Since late May, the Moroccan government has been struggling to control an unexpected -- and unprecedented -- native uprising in the section of Western Sahara under its administrative control.
Yesterday Morocco sentenced fourteen key leaders in this movement, handing down sentences ranging from six months to three years. Two of the youngest activists, Aminatou Haidar and Ali Salem Tamek, who have grown up under Moroccan occupation, were given seven and eight month sentences respectively. First generation nationalists and long time human rights activists like Brahim Noumria and Hmed Hamad received longer sentences.
The summer of 2005 saw some of the fiercest resistance to the Moroccan occupation since Rabat marched into the former Spanish colony in October 1975. Like Israel in the West Bank and Gaza, Morocco originally fought an external threat, the Polisario Front, an indigenous Western Saharan independence movement backed by, and based in, Algeria. But now Morocco is facing a full fledged internal 'Intifada' against Morocco's attempted annexation of the territory. Earlier this week Saharan students in primary and secondary schools held demonstrations, unfurling the flag of the Saharan Arab Democratic Republic, the Polisario's government in exile.
The tensions have led to the beating death of one Saharan youth and, recently, the murder of an elder Saharan at the hands of Moroccan security forces. The later occurred in the town of Tan Tan, a city located in southern Morocco but a traditionally ethnic Sahrawi (Saharan) city.
Indeed, discontent is not limited to the territory of Western Sahara under Moroccan control, but has spread to ethnic Sahrawi areas in Morocco.
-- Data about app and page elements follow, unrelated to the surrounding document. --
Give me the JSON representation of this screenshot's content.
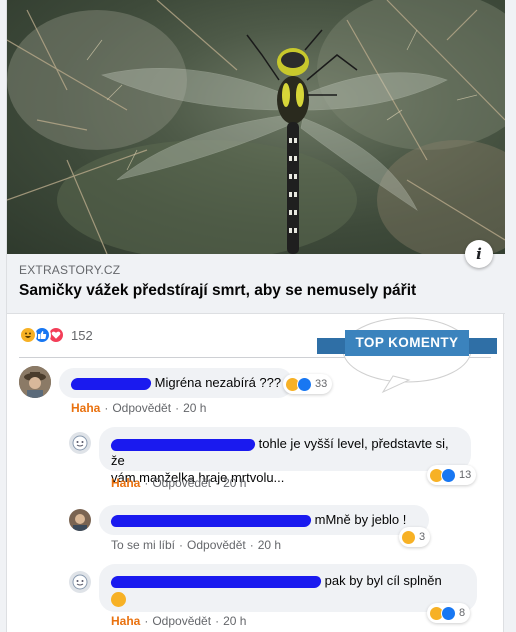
{
  "link": {
    "domain": "EXTRASTORY.CZ",
    "title": "Samičky vážek předstírají smrt, aby se nemusely pářit"
  },
  "reactions": {
    "count": "152",
    "icons": [
      "haha-icon",
      "like-icon",
      "love-icon"
    ]
  },
  "badge": {
    "label": "TOP KOMENTY"
  },
  "comments": [
    {
      "text": "Migréna nezabírá ???",
      "reaction_label": "Haha",
      "reply_label": "Odpovědět",
      "time": "20 h",
      "react_count": "33"
    },
    {
      "text_line1": "tohle je vyšší level, představte si, že",
      "text_line2": "vám manželka hraje mrtvolu...",
      "reaction_label": "Haha",
      "reply_label": "Odpovědět",
      "time": "20 h",
      "react_count": "13"
    },
    {
      "text": "mMně by jeblo !",
      "like_label": "To se mi líbí",
      "reply_label": "Odpovědět",
      "time": "20 h",
      "react_count": "3"
    },
    {
      "text": "pak by byl cíl splněn",
      "reaction_label": "Haha",
      "reply_label": "Odpovědět",
      "time": "20 h",
      "react_count": "8"
    }
  ],
  "colors": {
    "accent": "#1877f2",
    "haha": "#e9710f",
    "redaction": "#1a1aef",
    "badge": "#3b83bd"
  }
}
An ethnic Sahrawi from Morocco, Ali Salem Tamek is the popular face of the new Intifada, which has gained in momentum since exploding into existence in September 1999.
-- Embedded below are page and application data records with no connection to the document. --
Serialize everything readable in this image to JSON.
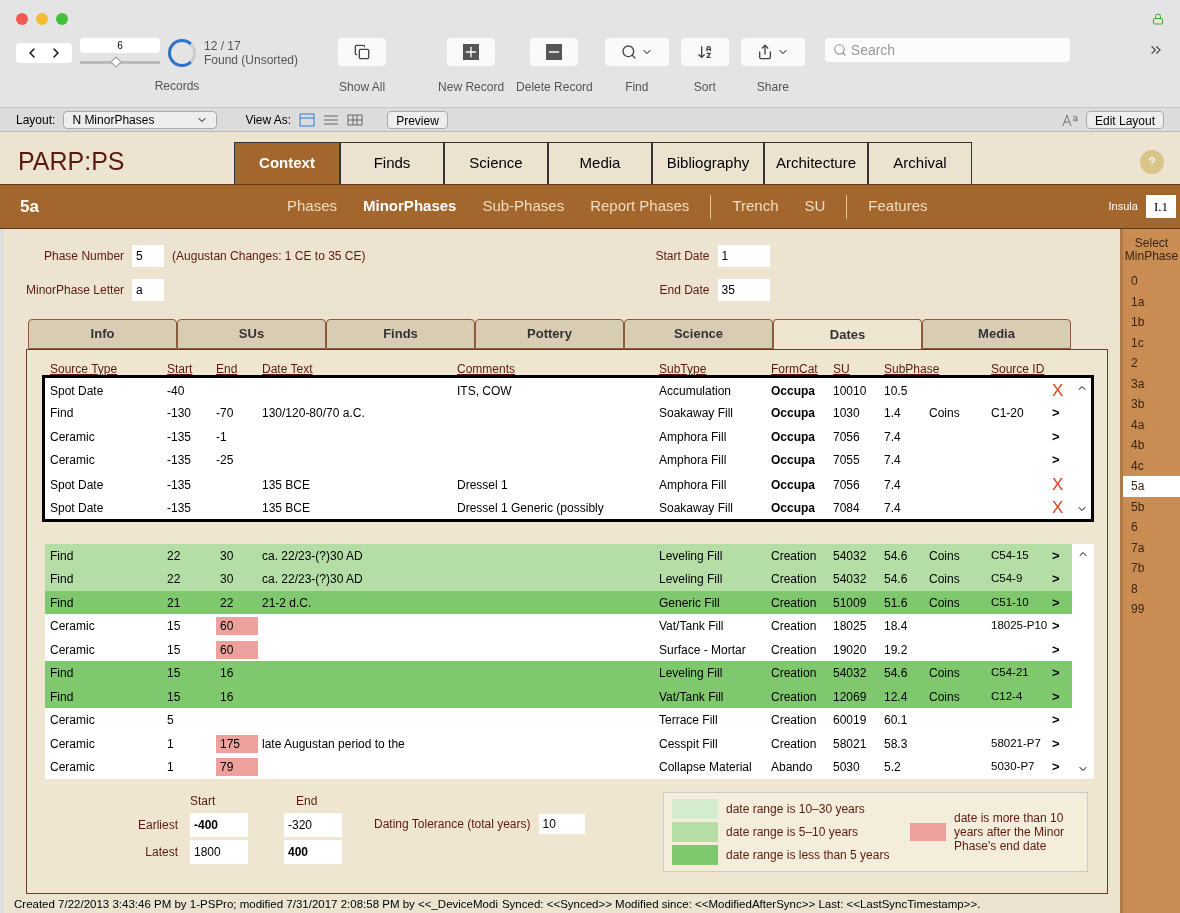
{
  "toolbar": {
    "record_number": "6",
    "record_slider": {
      "level": 0.45
    },
    "found_count": "12 / 17",
    "found_status": "Found (Unsorted)",
    "search": {
      "placeholder": "Search"
    },
    "buttons": [
      {
        "kind": "show_all",
        "label": "Show All"
      },
      {
        "kind": "new",
        "label": "New Record"
      },
      {
        "kind": "delete",
        "label": "Delete Record"
      },
      {
        "kind": "find",
        "label": "Find"
      },
      {
        "kind": "sort",
        "label": "Sort"
      },
      {
        "kind": "share",
        "label": "Share"
      }
    ],
    "records_label": "Records"
  },
  "layout_bar": {
    "layout_label": "Layout:",
    "layout_value": "N MinorPhases",
    "view_as_label": "View As:",
    "views": [
      {
        "kind": "form",
        "selected": true
      },
      {
        "kind": "list",
        "selected": false
      },
      {
        "kind": "table",
        "selected": false
      }
    ],
    "preview": "Preview",
    "edit_layout": "Edit Layout"
  },
  "app_title": "PARP:PS",
  "main_tabs": [
    {
      "label": "Context",
      "selected": true
    },
    {
      "label": "Finds",
      "selected": false
    },
    {
      "label": "Science",
      "selected": false
    },
    {
      "label": "Media",
      "selected": false
    },
    {
      "label": "Bibliography",
      "selected": false
    },
    {
      "label": "Architecture",
      "selected": false
    },
    {
      "label": "Archival",
      "selected": false
    }
  ],
  "record_id": "5a",
  "nav_groups": [
    [
      {
        "label": "Phases",
        "selected": false
      },
      {
        "label": "MinorPhases",
        "selected": true
      },
      {
        "label": "Sub-Phases",
        "selected": false
      },
      {
        "label": "Report Phases",
        "selected": false
      }
    ],
    [
      {
        "label": "Trench",
        "selected": false
      },
      {
        "label": "SU",
        "selected": false
      }
    ],
    [
      {
        "label": "Features",
        "selected": false
      }
    ]
  ],
  "insula": {
    "label": "Insula",
    "value": "I.1"
  },
  "form": {
    "phase_number_label": "Phase Number",
    "phase_number": "5",
    "phase_note": "(Augustan Changes: 1 CE to 35 CE)",
    "letter_label": "MinorPhase Letter",
    "letter": "a",
    "start_label": "Start Date",
    "start": "1",
    "end_label": "End Date",
    "end": "35"
  },
  "sub_tabs": [
    {
      "label": "Info",
      "selected": false
    },
    {
      "label": "SUs",
      "selected": false
    },
    {
      "label": "Finds",
      "selected": false
    },
    {
      "label": "Pottery",
      "selected": false
    },
    {
      "label": "Science",
      "selected": false
    },
    {
      "label": "Dates",
      "selected": true
    },
    {
      "label": "Media",
      "selected": false
    }
  ],
  "columns": [
    "Source Type",
    "Start",
    "End",
    "Date Text",
    "Comments",
    "SubType",
    "FormCat",
    "SU",
    "SubPhase",
    "Source ID"
  ],
  "upper_rows": [
    {
      "source_type": "Spot Date",
      "start": "-40",
      "end": "",
      "date_text": "",
      "comments": "ITS, COW",
      "subtype": "Accumulation",
      "formcat": "Occupa",
      "su": "10010",
      "subphase": "10.5",
      "category": "",
      "source_id": "",
      "kind": "delete",
      "action": "X"
    },
    {
      "source_type": "Find",
      "start": "-130",
      "end": "-70",
      "date_text": "130/120-80/70 a.C.",
      "comments": "",
      "subtype": "Soakaway Fill",
      "formcat": "Occupa",
      "su": "1030",
      "subphase": "1.4",
      "category": "Coins",
      "source_id": "C1-20",
      "kind": "open",
      "action": ">"
    },
    {
      "source_type": "Ceramic",
      "start": "-135",
      "end": "-1",
      "date_text": "",
      "comments": "",
      "subtype": "Amphora Fill",
      "formcat": "Occupa",
      "su": "7056",
      "subphase": "7.4",
      "category": "",
      "source_id": "",
      "kind": "open",
      "action": ">"
    },
    {
      "source_type": "Ceramic",
      "start": "-135",
      "end": "-25",
      "date_text": "",
      "comments": "",
      "subtype": "Amphora Fill",
      "formcat": "Occupa",
      "su": "7055",
      "subphase": "7.4",
      "category": "",
      "source_id": "",
      "kind": "open",
      "action": ">"
    },
    {
      "source_type": "Spot Date",
      "start": "-135",
      "end": "",
      "date_text": "135 BCE",
      "comments": "Dressel 1",
      "subtype": "Amphora Fill",
      "formcat": "Occupa",
      "su": "7056",
      "subphase": "7.4",
      "category": "",
      "source_id": "",
      "kind": "delete",
      "action": "X"
    },
    {
      "source_type": "Spot Date",
      "start": "-135",
      "end": "",
      "date_text": "135 BCE",
      "comments": "Dressel 1 Generic (possibly",
      "subtype": "Soakaway Fill",
      "formcat": "Occupa",
      "su": "7084",
      "subphase": "7.4",
      "category": "",
      "source_id": "",
      "kind": "delete",
      "action": "X"
    }
  ],
  "lower_rows": [
    {
      "color": "#b4dea6",
      "end_late": false,
      "source_type": "Find",
      "start": "22",
      "end": "30",
      "date_text": "ca. 22/23-(?)30 AD",
      "subtype": "Leveling Fill",
      "formcat": "Creation",
      "su": "54032",
      "subphase": "54.6",
      "category": "Coins",
      "source_id": "C54-15",
      "action": ">"
    },
    {
      "color": "#b4dea6",
      "end_late": false,
      "source_type": "Find",
      "start": "22",
      "end": "30",
      "date_text": "ca. 22/23-(?)30 AD",
      "subtype": "Leveling Fill",
      "formcat": "Creation",
      "su": "54032",
      "subphase": "54.6",
      "category": "Coins",
      "source_id": "C54-9",
      "action": ">"
    },
    {
      "color": "#80c86e",
      "end_late": false,
      "source_type": "Find",
      "start": "21",
      "end": "22",
      "date_text": "21-2 d.C.",
      "subtype": "Generic Fill",
      "formcat": "Creation",
      "su": "51009",
      "subphase": "51.6",
      "category": "Coins",
      "source_id": "C51-10",
      "action": ">"
    },
    {
      "color": "#ffffff",
      "end_late": true,
      "source_type": "Ceramic",
      "start": "15",
      "end": "60",
      "date_text": "",
      "subtype": "Vat/Tank Fill",
      "formcat": "Creation",
      "su": "18025",
      "subphase": "18.4",
      "category": "",
      "source_id": "18025-P10",
      "action": ">"
    },
    {
      "color": "#ffffff",
      "end_late": true,
      "source_type": "Ceramic",
      "start": "15",
      "end": "60",
      "date_text": "",
      "subtype": "Surface - Mortar",
      "formcat": "Creation",
      "su": "19020",
      "subphase": "19.2",
      "category": "",
      "source_id": "",
      "action": ">"
    },
    {
      "color": "#80c86e",
      "end_late": false,
      "source_type": "Find",
      "start": "15",
      "end": "16",
      "date_text": "",
      "subtype": "Leveling Fill",
      "formcat": "Creation",
      "su": "54032",
      "subphase": "54.6",
      "category": "Coins",
      "source_id": "C54-21",
      "action": ">"
    },
    {
      "color": "#80c86e",
      "end_late": false,
      "source_type": "Find",
      "start": "15",
      "end": "16",
      "date_text": "",
      "subtype": "Vat/Tank Fill",
      "formcat": "Creation",
      "su": "12069",
      "subphase": "12.4",
      "category": "Coins",
      "source_id": "C12-4",
      "action": ">"
    },
    {
      "color": "#ffffff",
      "source_type": "Ceramic",
      "start": "5",
      "end": "",
      "date_text": "",
      "subtype": "Terrace Fill",
      "formcat": "Creation",
      "su": "60019",
      "subphase": "60.1",
      "category": "",
      "source_id": "",
      "action": ">"
    },
    {
      "color": "#ffffff",
      "end_late": true,
      "source_type": "Ceramic",
      "start": "1",
      "end": "175",
      "date_text": "late Augustan period to the",
      "subtype": "Cesspit Fill",
      "formcat": "Creation",
      "su": "58021",
      "subphase": "58.3",
      "category": "",
      "source_id": "58021-P7",
      "action": ">"
    },
    {
      "color": "#ffffff",
      "end_late": true,
      "source_type": "Ceramic",
      "start": "1",
      "end": "79",
      "date_text": "",
      "subtype": "Collapse Material",
      "formcat": "Abando",
      "su": "5030",
      "subphase": "5.2",
      "category": "",
      "source_id": "5030-P7",
      "action": ">"
    }
  ],
  "range": {
    "start_label": "Start",
    "end_label": "End",
    "rows": [
      {
        "label": "Earliest",
        "start": "-400",
        "start_bold": true,
        "end": "-320",
        "end_bold": false
      },
      {
        "label": "Latest",
        "start": "1800",
        "start_bold": false,
        "end": "400",
        "end_bold": true
      }
    ]
  },
  "tolerance": {
    "label": "Dating Tolerance (total years)",
    "value": "10"
  },
  "legend": [
    {
      "kind": "range",
      "color": "#d5edcf",
      "label": "date range is 10–30 years"
    },
    {
      "kind": "range",
      "color": "#b4dea6",
      "label": "date range is 5–10 years"
    },
    {
      "kind": "range",
      "color": "#80c86e",
      "label": "date range is less than 5 years"
    },
    {
      "kind": "late",
      "color": "#eea19c",
      "label": "date is more than 10 years after the Minor Phase's end date"
    }
  ],
  "sidebar": {
    "title": "Select MinPhase",
    "items": [
      {
        "label": "0",
        "selected": false
      },
      {
        "label": "1a",
        "selected": false
      },
      {
        "label": "1b",
        "selected": false
      },
      {
        "label": "1c",
        "selected": false
      },
      {
        "label": "2",
        "selected": false
      },
      {
        "label": "3a",
        "selected": false
      },
      {
        "label": "3b",
        "selected": false
      },
      {
        "label": "4a",
        "selected": false
      },
      {
        "label": "4b",
        "selected": false
      },
      {
        "label": "4c",
        "selected": false
      },
      {
        "label": "5a",
        "selected": true
      },
      {
        "label": "5b",
        "selected": false
      },
      {
        "label": "6",
        "selected": false
      },
      {
        "label": "7a",
        "selected": false
      },
      {
        "label": "7b",
        "selected": false
      },
      {
        "label": "8",
        "selected": false
      },
      {
        "label": "99",
        "selected": false
      }
    ]
  },
  "status": [
    "Created 7/22/2013 3:43:46 PM by 1-PSPro; modified 7/31/2017 2:08:58 PM by <<_DeviceModi",
    "Synced: <<Synced>> Modified since: <<ModifiedAfterSync>> Last: <<LastSyncTimestamp>>."
  ]
}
Aminatou Haidar has become a symbol of resistance herself. "Disappeared" by the Moroccan state in 1988, only to reappear in 1991 without redress, Mrs Haidar almost died in August following a harrowing fifty-five day hunger strike.
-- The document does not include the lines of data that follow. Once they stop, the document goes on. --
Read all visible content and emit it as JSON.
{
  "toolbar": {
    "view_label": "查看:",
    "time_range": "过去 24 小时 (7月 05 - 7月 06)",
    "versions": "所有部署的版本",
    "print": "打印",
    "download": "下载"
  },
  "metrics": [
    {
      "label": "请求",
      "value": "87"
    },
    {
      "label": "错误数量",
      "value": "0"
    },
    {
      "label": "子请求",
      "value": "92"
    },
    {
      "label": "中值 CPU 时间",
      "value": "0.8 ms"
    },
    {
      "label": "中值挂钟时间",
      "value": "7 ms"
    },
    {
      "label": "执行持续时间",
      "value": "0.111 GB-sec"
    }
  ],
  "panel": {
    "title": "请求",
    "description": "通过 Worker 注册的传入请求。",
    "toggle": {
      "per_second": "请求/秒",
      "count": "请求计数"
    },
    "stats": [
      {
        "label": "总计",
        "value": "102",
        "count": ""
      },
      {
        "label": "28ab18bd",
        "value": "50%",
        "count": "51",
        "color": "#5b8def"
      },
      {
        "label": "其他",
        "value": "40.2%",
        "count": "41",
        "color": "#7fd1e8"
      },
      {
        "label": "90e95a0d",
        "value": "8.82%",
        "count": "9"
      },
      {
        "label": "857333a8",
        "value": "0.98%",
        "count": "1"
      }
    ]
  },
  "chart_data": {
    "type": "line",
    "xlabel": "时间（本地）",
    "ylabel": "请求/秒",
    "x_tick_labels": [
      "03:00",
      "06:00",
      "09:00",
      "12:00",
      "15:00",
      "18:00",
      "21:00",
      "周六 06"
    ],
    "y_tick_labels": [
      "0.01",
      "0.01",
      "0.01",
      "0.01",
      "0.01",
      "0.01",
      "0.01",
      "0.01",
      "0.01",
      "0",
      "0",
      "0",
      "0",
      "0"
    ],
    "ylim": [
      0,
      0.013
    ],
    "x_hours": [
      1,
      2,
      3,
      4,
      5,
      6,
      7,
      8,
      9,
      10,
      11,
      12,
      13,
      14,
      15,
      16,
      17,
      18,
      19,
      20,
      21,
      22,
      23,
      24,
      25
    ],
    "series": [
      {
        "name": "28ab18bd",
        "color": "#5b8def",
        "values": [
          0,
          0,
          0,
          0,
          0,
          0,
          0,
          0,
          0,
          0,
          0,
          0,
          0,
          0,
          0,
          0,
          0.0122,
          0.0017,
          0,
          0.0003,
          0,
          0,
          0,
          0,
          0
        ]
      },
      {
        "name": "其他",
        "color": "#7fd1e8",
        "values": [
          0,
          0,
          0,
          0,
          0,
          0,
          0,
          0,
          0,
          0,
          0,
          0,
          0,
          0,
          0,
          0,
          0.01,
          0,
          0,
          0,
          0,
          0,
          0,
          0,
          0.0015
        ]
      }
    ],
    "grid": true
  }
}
The Moroccan government's strategy is obviously aimed at decapitating the movement. (Another key leader, Briahim Dahane, is still awaiting trial.) Yet even with the main activists in jail, the demonstrations show no sign of ceasing.
Another possibility is that Morocco is hoping to frustrate the movement so that someone will resort to terrorism. That would give Morocco, , in the eyes of France and the U.S., a blank cheque to arrest thousands, as it did with Islamists following the May 2003 bombings in Casablanca. So far, the Saharan demonstrations have been fairly non-violent, though there are now nightly scuffles between rock throwing Sahrawi youths and baton wielding Moroccan police.
It remains to be seen how the Saharan population will respond to these sentences.
However, if Morocco resorted to massive repression, don't expect the Polisario to sit quietly in Tindouf.